__Task description__:
Go through the records and tally the lines that include the word "background". The answer is that total alone.

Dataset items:

• • • • •

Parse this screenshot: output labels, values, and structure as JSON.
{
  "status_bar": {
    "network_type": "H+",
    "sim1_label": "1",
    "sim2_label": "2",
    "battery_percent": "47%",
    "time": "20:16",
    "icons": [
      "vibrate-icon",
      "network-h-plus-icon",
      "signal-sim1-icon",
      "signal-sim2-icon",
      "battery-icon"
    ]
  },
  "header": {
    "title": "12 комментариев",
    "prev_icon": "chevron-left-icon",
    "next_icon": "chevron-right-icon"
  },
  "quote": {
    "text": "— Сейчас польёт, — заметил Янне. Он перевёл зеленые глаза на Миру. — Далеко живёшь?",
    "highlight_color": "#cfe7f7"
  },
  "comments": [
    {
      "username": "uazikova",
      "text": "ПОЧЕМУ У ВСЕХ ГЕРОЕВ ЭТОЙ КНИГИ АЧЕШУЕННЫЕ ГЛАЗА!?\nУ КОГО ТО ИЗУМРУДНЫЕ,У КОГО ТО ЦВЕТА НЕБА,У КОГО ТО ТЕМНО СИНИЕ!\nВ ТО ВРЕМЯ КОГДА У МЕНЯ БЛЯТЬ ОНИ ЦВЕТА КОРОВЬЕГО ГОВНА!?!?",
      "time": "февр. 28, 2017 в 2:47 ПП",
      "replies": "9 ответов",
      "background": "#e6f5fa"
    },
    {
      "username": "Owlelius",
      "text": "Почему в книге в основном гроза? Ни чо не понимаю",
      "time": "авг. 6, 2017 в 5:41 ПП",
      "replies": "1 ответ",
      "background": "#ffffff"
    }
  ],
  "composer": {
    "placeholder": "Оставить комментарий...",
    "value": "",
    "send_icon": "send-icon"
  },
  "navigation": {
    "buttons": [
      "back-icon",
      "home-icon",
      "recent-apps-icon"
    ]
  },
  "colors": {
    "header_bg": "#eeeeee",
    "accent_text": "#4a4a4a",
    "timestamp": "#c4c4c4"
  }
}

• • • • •

__Written solution__:
2